5. If you’ve ever worn a short with knee socks, then don’t bother to ask if you’re an Afrikaner or not. The same goes to women who wear bonnets and long dresses for vorkspele — formal fork dancing, or their male counterparts who put on skirts with long pants and vests during the dance.
6. Another easy way to tell if you’re an Afrikaner or not is to look at the labor force. When there’s division of labor and most of the women in your community are specialized in knitting, crocheting and quilting, then You are an Afrikaner. In addition, men, on the other hand, should be somewhere doing some wood-working or delicate leather-working for their hobby.

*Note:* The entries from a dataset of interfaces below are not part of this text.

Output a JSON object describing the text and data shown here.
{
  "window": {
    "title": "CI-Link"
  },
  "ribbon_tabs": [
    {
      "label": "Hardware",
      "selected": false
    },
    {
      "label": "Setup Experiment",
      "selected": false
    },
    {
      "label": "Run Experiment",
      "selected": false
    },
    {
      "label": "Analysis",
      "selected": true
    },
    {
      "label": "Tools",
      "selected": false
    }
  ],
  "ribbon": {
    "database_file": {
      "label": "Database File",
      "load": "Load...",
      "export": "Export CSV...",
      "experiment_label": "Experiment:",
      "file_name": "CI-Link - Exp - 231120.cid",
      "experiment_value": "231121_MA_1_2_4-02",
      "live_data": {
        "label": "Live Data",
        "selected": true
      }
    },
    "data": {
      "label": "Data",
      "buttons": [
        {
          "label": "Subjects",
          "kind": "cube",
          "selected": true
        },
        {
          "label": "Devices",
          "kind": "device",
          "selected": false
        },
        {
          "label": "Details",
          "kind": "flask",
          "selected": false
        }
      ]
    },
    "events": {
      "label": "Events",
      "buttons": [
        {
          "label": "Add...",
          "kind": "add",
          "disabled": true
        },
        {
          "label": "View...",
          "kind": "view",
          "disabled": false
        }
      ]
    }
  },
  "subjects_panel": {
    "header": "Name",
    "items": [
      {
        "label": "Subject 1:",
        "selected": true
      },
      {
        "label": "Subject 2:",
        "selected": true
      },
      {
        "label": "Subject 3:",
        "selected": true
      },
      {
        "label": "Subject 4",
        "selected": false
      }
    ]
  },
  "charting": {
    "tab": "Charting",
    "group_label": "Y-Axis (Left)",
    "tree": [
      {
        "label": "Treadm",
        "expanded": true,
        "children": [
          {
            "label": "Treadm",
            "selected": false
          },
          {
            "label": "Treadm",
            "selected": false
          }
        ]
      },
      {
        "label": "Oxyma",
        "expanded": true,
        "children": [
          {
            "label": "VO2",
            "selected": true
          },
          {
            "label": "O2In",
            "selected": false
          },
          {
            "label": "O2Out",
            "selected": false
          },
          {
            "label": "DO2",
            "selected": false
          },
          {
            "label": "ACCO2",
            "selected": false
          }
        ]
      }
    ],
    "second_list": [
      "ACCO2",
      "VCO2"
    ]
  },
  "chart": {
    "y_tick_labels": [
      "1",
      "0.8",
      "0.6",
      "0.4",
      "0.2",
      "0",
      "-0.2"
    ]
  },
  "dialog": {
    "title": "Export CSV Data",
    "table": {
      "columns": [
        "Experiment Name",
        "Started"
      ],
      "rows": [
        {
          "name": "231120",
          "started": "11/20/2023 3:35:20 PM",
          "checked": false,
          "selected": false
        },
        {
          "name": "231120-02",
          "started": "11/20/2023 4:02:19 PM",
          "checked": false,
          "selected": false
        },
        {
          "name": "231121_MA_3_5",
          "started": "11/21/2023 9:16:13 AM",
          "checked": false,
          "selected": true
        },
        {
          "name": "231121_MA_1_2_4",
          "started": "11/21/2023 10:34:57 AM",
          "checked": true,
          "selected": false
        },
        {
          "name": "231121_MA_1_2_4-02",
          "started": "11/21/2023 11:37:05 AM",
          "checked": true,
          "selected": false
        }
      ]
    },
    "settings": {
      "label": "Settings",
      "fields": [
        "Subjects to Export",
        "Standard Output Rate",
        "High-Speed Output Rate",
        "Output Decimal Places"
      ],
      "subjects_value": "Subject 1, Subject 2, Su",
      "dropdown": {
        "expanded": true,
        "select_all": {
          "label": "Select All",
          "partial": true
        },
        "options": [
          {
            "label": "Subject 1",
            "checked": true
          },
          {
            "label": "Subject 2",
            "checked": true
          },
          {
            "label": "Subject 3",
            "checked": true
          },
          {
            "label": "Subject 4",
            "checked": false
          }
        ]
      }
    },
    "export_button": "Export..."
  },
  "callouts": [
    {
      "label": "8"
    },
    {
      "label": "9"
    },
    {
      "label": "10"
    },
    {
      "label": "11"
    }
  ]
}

7. If your teachers and parents liked to use the trite “idleness is Satan’s pillow” most of the time, then they were trying to confirm your true identity — you’re an Afrikaner. This is a statement that most parents or teachers use while raising their children to encourage them to work hard. As a result, most Afrikaners are generally industrious and hard-working.
8. You are an Afrikaner when the bulk of what you eat on a daily basis consist of starch, meat and cooked vegetables. In addition, you are an Afrikaner if your breakfast mainly features some special kind of porridge called putu pap or stywe pap. This porridge is normally taken together with boerowers ( boer’s sausage — made from pork and meat). Other cuisines that confirms an Afrikaner include Sosaties and Bobotie.
9. You’re an Afrikaner if you took some catechism class at sixteen to learn the basics of Calvinism Protestantism. This is usually done to confirm a young person as a fortified member of the church. After this, you’ll be qualified to take your first communion. Additionally, parents normally allow their children to start dating at the age of sixteen.
10. Another effective way to tell if you’re a true Afrikaner, is to try to recall your engagement, or go a head and have one. If after your courtship you still have to go and ask your parents for a permission to engage a girl or get engaged, then you’re definitely an Afrikaner. Furthermore, you will be required to submit both your name and your spouse’s name to the pastor so that it can be read in front of the congregation for three consecutive Sundays before you can proceed with your wedding plans. This is normally done to check if there’s any objection, but, in our case, it confirms that you are a true Afrikaner.